I attach a copy of a short article I wrote on this subject a few years ago, clearly illustrating this dilemma for both the taxpayer and the Tax Office.


Example of the stupidity of CGT rules

A taxpayer sold a relatively small portfolio of shares comprising some pre-Sept. 85 which had lost their CGT immunity through the death of the original owner after Sept. 85, numerous small quantities built up through Dividend Reinvestment Schemes, other small quantities of Bonus shares based on a mixture of pre and post CGT of various dates and quantities, small quantities of shares purchased as a result of Rights Issues, and other small quantities of shares purchased at irregular intervals over a 10 year period.

The capital gain was calculated in accordance with the rules laid down by the CGT legislation. For this transaction the capital gain worked out at $75, but the accounting cost of all the required calculations was $300.

For that financial year the Tax Office collects a small amount of CGT on the $75, depending on the marginal rate of the taxpayer, but in the next financial year the taxpayer will legitimately claim a tax deduction for the cost of preparing his previous year’s tax return, and this will include the $300 paid for calculating the capital gain.

If his marginal tax rate is the same, this deduction is going to be about 4 times what he paid in CGT the previous year.

For a taxpayer on 34% marginal rate, the following approximate calculations apply over the 2 year period :-

Capital gain on sale of shares $ 75
Less CGT ($ 25)
Less cost of accounting ($300)
Plus tax deduction on $300 $100
Overall net loss $150

For the Tax Office there is also a net loss of approximately $75

This ignores the income tax paid by the accountant on his $300 revenue, but as tax is levied on profits, not gross revenue, there is no way the Tax Office can get enough to recoup this $75 loss.

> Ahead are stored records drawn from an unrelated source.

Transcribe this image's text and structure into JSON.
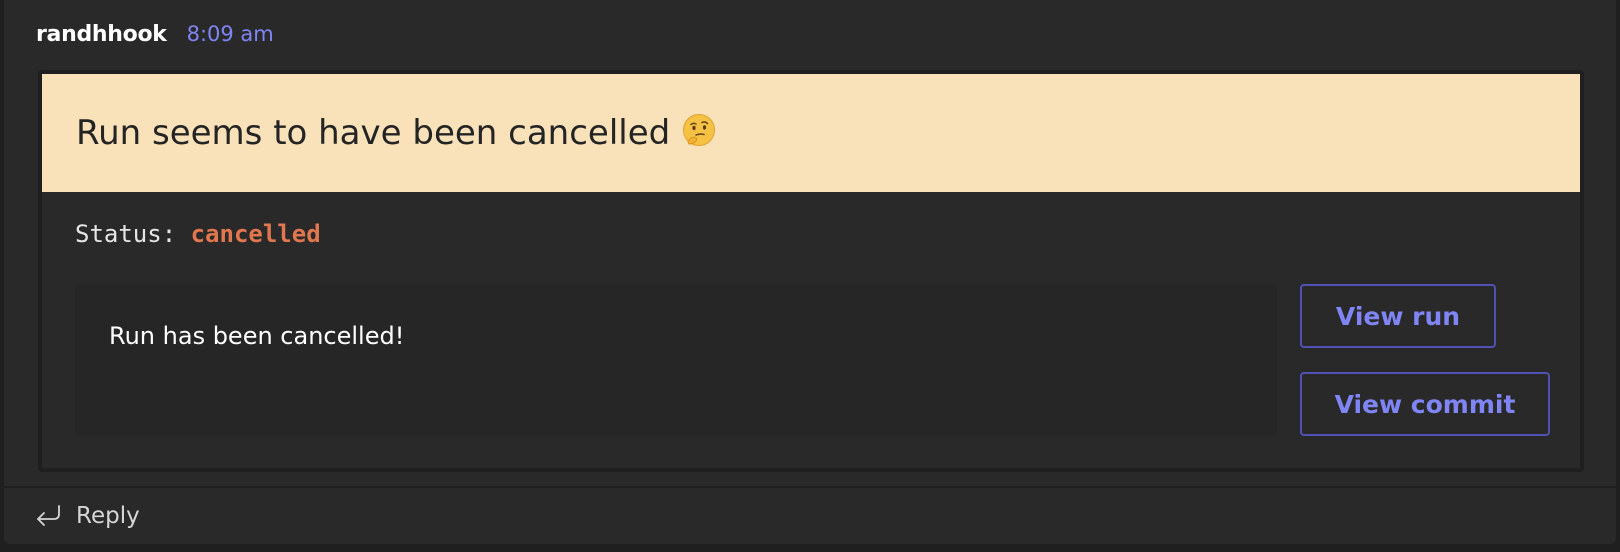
{
  "message": {
    "author": "randhhook",
    "time": "8:09 am"
  },
  "card": {
    "banner": {
      "title": "Run seems to have been cancelled",
      "emoji_icon": "thinking-face-icon",
      "background_color": "#f9e1b9"
    },
    "status": {
      "label": "Status: ",
      "value": "cancelled",
      "value_color": "#e0774e"
    },
    "message_text": "Run has been cancelled!",
    "actions": {
      "view_run_label": "View run",
      "view_commit_label": "View commit"
    }
  },
  "footer": {
    "reply_icon": "reply-arrow-icon",
    "reply_label": "Reply"
  },
  "colors": {
    "accent": "#7f85f5",
    "button_border": "#4f52b2",
    "background": "#292929"
  }
}
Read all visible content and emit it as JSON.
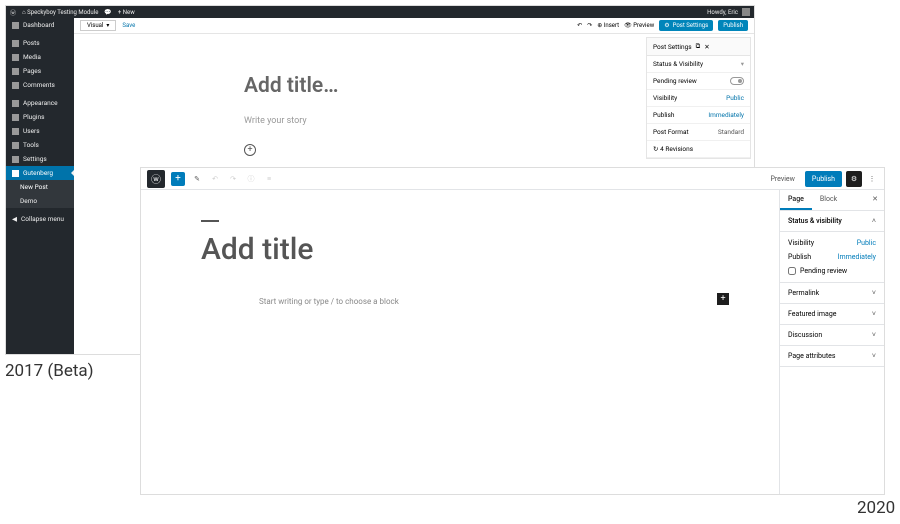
{
  "labels": {
    "y2017": "2017 (Beta)",
    "y2020": "2020"
  },
  "win2017": {
    "adminbar": {
      "site": "Speckyboy Testing Module",
      "comments_icon": "comments-icon",
      "new": "+ New",
      "howdy": "Howdy, Eric"
    },
    "sidebar": {
      "items": [
        {
          "label": "Dashboard",
          "icon": "dashboard-icon"
        },
        {
          "label": "Posts",
          "icon": "pin-icon"
        },
        {
          "label": "Media",
          "icon": "media-icon"
        },
        {
          "label": "Pages",
          "icon": "pages-icon"
        },
        {
          "label": "Comments",
          "icon": "comments-icon"
        },
        {
          "label": "Appearance",
          "icon": "brush-icon"
        },
        {
          "label": "Plugins",
          "icon": "plugin-icon"
        },
        {
          "label": "Users",
          "icon": "users-icon"
        },
        {
          "label": "Tools",
          "icon": "tools-icon"
        },
        {
          "label": "Settings",
          "icon": "settings-icon"
        },
        {
          "label": "Gutenberg",
          "icon": "edit-icon"
        }
      ],
      "sub": [
        {
          "label": "New Post"
        },
        {
          "label": "Demo"
        }
      ],
      "collapse": "Collapse menu"
    },
    "editor_top": {
      "mode": "Visual",
      "save": "Save",
      "undo_icon": "undo-icon",
      "redo_icon": "redo-icon",
      "insert": "Insert",
      "preview": "Preview",
      "post_settings": "Post Settings",
      "publish": "Publish"
    },
    "content": {
      "title_placeholder": "Add title…",
      "body_placeholder": "Write your story"
    },
    "panel": {
      "header": "Post Settings",
      "status_visibility": "Status & Visibility",
      "rows": [
        {
          "label": "Pending review",
          "kind": "toggle"
        },
        {
          "label": "Visibility",
          "value": "Public",
          "link": true
        },
        {
          "label": "Publish",
          "value": "Immediately",
          "link": true
        },
        {
          "label": "Post Format",
          "value": "Standard",
          "link": false
        }
      ],
      "revisions": "4 Revisions"
    }
  },
  "win2020": {
    "toolbar": {
      "add_icon": "plus-icon",
      "edit_icon": "pencil-icon",
      "undo_icon": "undo-icon",
      "redo_icon": "redo-icon",
      "info_icon": "info-icon",
      "list_icon": "outline-icon",
      "preview": "Preview",
      "publish": "Publish",
      "gear_icon": "gear-icon",
      "more_icon": "more-icon"
    },
    "content": {
      "title_placeholder": "Add title",
      "body_placeholder": "Start writing or type / to choose a block"
    },
    "panel": {
      "tabs": {
        "page": "Page",
        "block": "Block"
      },
      "status_visibility": "Status & visibility",
      "rows": [
        {
          "label": "Visibility",
          "value": "Public"
        },
        {
          "label": "Publish",
          "value": "Immediately"
        }
      ],
      "pending": "Pending review",
      "sections": [
        {
          "label": "Permalink"
        },
        {
          "label": "Featured image"
        },
        {
          "label": "Discussion"
        },
        {
          "label": "Page attributes"
        }
      ]
    }
  }
}
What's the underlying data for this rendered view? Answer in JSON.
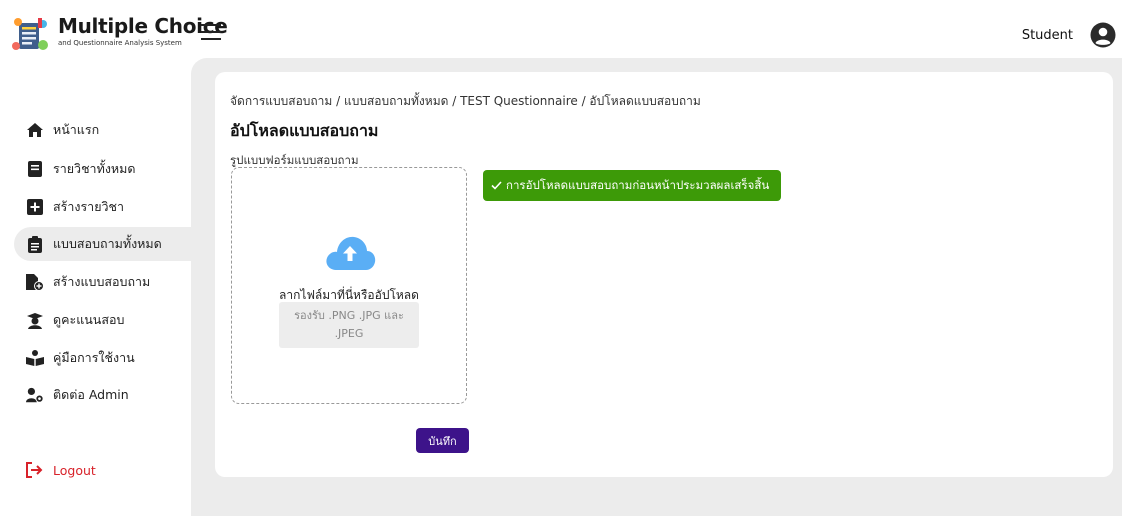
{
  "header": {
    "app_title": "Multiple Choice",
    "app_subtitle": "and Questionnaire Analysis System",
    "user_label": "Student"
  },
  "sidebar": {
    "items": [
      {
        "label": "หน้าแรก",
        "icon": "home-icon"
      },
      {
        "label": "รายวิชาทั้งหมด",
        "icon": "book-icon"
      },
      {
        "label": "สร้างรายวิชา",
        "icon": "plus-square-icon"
      },
      {
        "label": "แบบสอบถามทั้งหมด",
        "icon": "clipboard-icon",
        "active": true
      },
      {
        "label": "สร้างแบบสอบถาม",
        "icon": "file-plus-icon"
      },
      {
        "label": "ดูคะแนนสอบ",
        "icon": "graduate-icon"
      },
      {
        "label": "คู่มือการใช้งาน",
        "icon": "reading-icon"
      },
      {
        "label": "ติดต่อ Admin",
        "icon": "user-gear-icon"
      }
    ],
    "logout_label": "Logout"
  },
  "main": {
    "breadcrumb": "จัดการแบบสอบถาม / แบบสอบถามทั้งหมด / TEST Questionnaire / อัปโหลดแบบสอบถาม",
    "page_title": "อัปโหลดแบบสอบถาม",
    "field_label": "รูปแบบฟอร์มแบบสอบถาม",
    "dropzone_text": "ลากไฟล์มาที่นี่หรืออัปโหลด",
    "supported_formats": "รองรับ .PNG .JPG และ .JPEG",
    "success_message": "การอัปโหลดแบบสอบถามก่อนหน้าประมวลผลเสร็จสิ้น",
    "save_label": "บันทึก"
  },
  "colors": {
    "accent": "#3d138a",
    "success": "#3d9a08",
    "cloud": "#5aaef5",
    "logout": "#d8222a"
  }
}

This is not a special case or an isolated incident. As time goes by more and more people will accumulate motley shareholdings through inheritances, small purchases, and Dividend Reinvestment Schemes. On selling the shares after 10 or 20 years of accumulation, the accounting costs of calculating the capital gains as required by the present CGT legislation is likely to far exceed the capital gain on small shareholdings.

Computers do not make the job easier , as the same amount of data has to be entered for a parcel of 10 shares as for a parcel of 10000 shares purchased on the same day.

Government bureaucrats give no thought to the increasing compliance costs of their increasingly complex legislation. The obvious solution to the problem described in this article is to get small capital gains and losses out of the Tax System. Perhaps all transactions involving capital gains or losses of less than ,say $1000 could be exempted from CGT.

Author H.L.Harvey Sept. 1995